Diss, Norfolk is a market town that lies close to the Suffolk border. There are plenty of things to do in Diss, from hanging out with alpacas to riding vintage railways. If you fancy venturing further out, the town’s central location makes it a great base to visit the Norfolk Broads, as well as the Suffolk and the North Norfolk coast.
Diss is known for its mere, one of the deepest natural inland lakes in Britain. It’s around 60 feet deep, and contains 40 feet of mud. The origin of the mere has been a source of speculation, from a crater left by a meteor, to the mouth of a volcano. The lake is in fact a natural basin which was formed by collapsed chalk bedrock at the end of the ice age. For as long as it has existed, Diss Mere has been at the centre of life in the town. During the harsh winters of the 19th century, people would hold ice carnivals with fancy dress on the frozen lake, and in one year a cricket match was played on it. During the summer months, the lake would be full of people swimming, fishing and raft racing. Today, it’s a great place to wander around, spot some wildlife, and relax in the park on the banks of the lake.
Things to Do in Diss
Bressingham Steam and Gardens
Since the early 60s, the Bressingham Steam and Gardens have been a wonderful collection of plants and steam powered locomotives. The themed gardens cover almost 20 acres and have over 8,000 species of plants. The best way to explore the gardens is, of course, by steam engine! There are four railways at Bressingham which run over four miles around the gardens and woodlands. Fans of Dad’s Army will enjoy a visit to the extensive collection belonging to the Dad’s Army Appreciation Society, including a lifesize recreation of Walmington on Sea. All ages will enjoy a ride on the gallopers, originally built in 1897.
Whether it’s a rainy day or you’re interested in history, a visit to the Diss Museum should be on your itinerary. There are a variety of displays, including a 19th century doll’s house, old photos of the town, memorabilia from local businesses, Roman treasures and a carousel about the Mere. The museum often holds presentations and themed walks around town, which are a fun way to sightsee. Join a cemetery and murder tour to learn more about the last public hanging, a damsel poisoned by a medieval king, and the mistress of a notorious prisoner.
Being so close to the border with Suffolk means that Diss has Knettishall Heath right on its doorstep. This nature reserve is a Site of Special Scientific Interest, and there are several trails around the area ranging from 1 to 2.5 miles long. It’s home to a diverse landscape of habitats, including woodland, riverside meadows and heathland. If you’re lucky, you might spot rare species like the grey carpet moth. Venture onto Hut Hill and you’ll see the remains of a Bronze Age burial mound.
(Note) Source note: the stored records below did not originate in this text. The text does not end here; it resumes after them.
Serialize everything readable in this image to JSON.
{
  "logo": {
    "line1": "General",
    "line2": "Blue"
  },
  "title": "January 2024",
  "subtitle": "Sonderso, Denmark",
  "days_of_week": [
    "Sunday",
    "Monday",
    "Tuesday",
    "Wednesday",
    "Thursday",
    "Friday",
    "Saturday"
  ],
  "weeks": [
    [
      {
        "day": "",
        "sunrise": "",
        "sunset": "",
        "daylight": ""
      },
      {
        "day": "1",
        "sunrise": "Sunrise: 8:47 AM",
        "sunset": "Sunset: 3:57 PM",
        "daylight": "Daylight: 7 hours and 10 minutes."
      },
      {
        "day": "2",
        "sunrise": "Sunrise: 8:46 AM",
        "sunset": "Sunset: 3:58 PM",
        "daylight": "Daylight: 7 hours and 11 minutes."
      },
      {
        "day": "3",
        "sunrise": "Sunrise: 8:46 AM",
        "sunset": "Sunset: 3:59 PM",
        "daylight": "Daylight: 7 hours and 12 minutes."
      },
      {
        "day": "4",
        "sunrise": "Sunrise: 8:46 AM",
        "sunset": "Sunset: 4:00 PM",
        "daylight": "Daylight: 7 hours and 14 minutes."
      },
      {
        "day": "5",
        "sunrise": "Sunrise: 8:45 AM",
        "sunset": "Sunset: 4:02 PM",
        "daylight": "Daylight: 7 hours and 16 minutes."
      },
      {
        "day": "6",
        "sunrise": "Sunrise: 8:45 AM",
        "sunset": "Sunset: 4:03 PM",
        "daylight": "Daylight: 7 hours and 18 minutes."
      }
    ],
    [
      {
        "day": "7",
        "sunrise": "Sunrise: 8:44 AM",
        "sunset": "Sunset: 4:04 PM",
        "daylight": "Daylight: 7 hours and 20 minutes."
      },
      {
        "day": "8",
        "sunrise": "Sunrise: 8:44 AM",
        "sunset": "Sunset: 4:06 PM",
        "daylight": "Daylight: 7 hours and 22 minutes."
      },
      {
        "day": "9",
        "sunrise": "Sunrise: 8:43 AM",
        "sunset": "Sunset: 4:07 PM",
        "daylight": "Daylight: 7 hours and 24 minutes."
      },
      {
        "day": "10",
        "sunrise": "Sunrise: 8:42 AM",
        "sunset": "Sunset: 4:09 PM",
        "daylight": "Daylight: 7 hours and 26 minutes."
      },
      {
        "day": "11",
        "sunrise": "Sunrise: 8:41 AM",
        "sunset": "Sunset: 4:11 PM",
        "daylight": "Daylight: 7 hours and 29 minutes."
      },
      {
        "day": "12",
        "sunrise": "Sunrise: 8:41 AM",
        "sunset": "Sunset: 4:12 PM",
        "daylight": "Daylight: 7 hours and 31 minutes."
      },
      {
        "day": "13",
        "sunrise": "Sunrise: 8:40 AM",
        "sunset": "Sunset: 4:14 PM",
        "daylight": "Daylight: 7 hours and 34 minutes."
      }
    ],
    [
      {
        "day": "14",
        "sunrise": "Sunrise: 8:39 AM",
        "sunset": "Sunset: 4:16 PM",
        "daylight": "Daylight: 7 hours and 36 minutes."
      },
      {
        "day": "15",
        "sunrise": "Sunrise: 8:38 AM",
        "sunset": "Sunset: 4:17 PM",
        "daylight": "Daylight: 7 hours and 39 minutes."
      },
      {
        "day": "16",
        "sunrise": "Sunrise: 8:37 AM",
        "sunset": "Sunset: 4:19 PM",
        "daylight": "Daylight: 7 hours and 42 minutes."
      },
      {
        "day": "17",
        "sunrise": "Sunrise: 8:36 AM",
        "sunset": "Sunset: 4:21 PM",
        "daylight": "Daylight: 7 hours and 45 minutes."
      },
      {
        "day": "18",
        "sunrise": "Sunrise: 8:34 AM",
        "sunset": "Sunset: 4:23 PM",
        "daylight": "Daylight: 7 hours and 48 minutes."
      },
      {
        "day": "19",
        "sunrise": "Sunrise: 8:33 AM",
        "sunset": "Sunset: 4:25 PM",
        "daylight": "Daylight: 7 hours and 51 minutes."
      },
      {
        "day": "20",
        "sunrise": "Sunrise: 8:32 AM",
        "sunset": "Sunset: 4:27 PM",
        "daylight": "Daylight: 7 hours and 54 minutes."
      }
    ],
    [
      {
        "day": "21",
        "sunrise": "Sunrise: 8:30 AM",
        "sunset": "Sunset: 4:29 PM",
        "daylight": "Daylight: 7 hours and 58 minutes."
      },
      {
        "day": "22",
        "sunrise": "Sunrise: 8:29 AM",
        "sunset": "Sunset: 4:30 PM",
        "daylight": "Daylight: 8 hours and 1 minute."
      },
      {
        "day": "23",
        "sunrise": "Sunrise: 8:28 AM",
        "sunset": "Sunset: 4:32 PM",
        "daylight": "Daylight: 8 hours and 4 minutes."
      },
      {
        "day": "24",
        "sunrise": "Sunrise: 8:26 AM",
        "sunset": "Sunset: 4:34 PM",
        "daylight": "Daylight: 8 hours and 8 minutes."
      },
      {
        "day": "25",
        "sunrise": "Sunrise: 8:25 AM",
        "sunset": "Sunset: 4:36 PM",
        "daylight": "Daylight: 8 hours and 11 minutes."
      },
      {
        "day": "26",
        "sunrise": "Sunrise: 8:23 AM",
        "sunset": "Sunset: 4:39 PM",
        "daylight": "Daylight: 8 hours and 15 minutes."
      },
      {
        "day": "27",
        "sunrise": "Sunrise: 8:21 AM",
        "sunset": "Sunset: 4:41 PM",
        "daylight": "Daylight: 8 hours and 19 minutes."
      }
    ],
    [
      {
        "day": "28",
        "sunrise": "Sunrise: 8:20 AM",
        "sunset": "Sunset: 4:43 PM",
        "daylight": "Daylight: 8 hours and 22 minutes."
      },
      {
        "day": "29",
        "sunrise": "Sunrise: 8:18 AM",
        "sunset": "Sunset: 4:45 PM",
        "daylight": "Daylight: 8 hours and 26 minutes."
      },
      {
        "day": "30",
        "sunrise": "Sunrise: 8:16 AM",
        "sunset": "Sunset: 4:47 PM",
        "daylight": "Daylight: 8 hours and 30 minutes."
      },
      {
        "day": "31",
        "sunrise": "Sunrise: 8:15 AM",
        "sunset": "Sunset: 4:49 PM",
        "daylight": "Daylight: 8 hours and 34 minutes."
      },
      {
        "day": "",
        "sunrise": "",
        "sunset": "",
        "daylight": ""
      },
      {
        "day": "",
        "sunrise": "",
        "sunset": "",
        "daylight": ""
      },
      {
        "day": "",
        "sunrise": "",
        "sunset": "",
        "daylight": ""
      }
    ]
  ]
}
In the south Norfolk countryside, you’ll find a small herd of eleven friendly alpacas waiting to meet you. Trelawn Alpacas is a small sanctuary about 15 minutes drive from the centre of Diss. During the 90 minute alpaca experience, you’ll be able to get up close and personal with the gentle creatures, and you’re welcome to bring carrots and apples to feed them.
Places to Stay in Diss
The Park Hotel
Within walking distance of the town centre, The Park Hotel offers a large selection of comfortable, individually decorated rooms with modern amenities. Enjoy locally sourced food and drink at the restaurant and bar, or relax in the lounge and garden.
Cart Lodge Breaks
If you’re looking for a self-catering holiday home, Cart Lodge Breaks is the perfect rural retreat. It features two bedrooms, two bathrooms, a fully equipped kitchen and a living room. After a day of exploring, relax on the terrace and enjoy views over the lake and greenery.
Cobwebs Bed & Breakfast
This 18th century character cottage is a comfortable and homely B&B. Right next to the Waveney River, the B&B is only a few minutes walk from the centre of Diss. The rooms are decorated in a simple country style, with modern amenities including TV and tea and coffee making facilities.
Places to Eat & Drink in Diss
If you’re in need of some comforting home-cooked food, Weavers is the best restaurant in town. With cosy seating, large windows and original period beams, Weavers is a great place to enjoy traditional British food and wine.
Amandines Restaurant has been serving up vegetarian and vegan cooking for over 28 years. Set in a quaint little courtyard amongst converted Victorian warehouses, the restaurant also has a regular programme of live music events.
Located within the Diss Heritage Triangle, Number 11 serves homemade, seasonal meals. Using fresh, locally-sourced ingredients from Norfolk and Suffolk, you’ll find a variety of meat, seafood and vegetarian dishes.